*Assigned task*
Find the number of lines below in which the word "User" appears, and write that number only.

Excerpts from an interface dataset
· · ·
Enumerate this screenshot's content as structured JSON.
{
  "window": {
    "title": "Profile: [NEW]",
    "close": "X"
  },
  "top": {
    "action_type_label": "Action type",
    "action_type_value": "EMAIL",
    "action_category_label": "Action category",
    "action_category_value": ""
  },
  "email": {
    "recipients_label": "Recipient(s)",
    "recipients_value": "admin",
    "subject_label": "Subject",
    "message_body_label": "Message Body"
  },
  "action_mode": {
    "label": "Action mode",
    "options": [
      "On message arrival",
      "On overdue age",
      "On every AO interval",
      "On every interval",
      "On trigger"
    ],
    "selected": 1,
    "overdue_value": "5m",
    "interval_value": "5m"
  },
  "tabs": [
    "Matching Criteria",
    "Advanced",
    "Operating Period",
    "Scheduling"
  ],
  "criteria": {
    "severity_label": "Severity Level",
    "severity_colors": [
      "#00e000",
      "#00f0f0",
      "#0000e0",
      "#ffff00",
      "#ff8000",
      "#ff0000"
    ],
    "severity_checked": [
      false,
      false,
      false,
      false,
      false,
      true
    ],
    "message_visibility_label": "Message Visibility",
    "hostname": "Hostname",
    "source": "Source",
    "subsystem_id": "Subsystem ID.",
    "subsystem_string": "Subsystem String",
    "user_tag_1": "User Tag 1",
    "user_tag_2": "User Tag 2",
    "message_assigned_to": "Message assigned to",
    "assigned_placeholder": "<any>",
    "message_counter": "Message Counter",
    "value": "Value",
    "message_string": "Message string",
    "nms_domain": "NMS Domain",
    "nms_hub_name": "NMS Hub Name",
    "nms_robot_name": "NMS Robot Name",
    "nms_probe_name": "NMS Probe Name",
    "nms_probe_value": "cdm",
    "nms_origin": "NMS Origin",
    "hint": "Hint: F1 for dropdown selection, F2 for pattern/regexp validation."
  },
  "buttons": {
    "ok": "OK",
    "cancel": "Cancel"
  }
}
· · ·
*Answer space*
2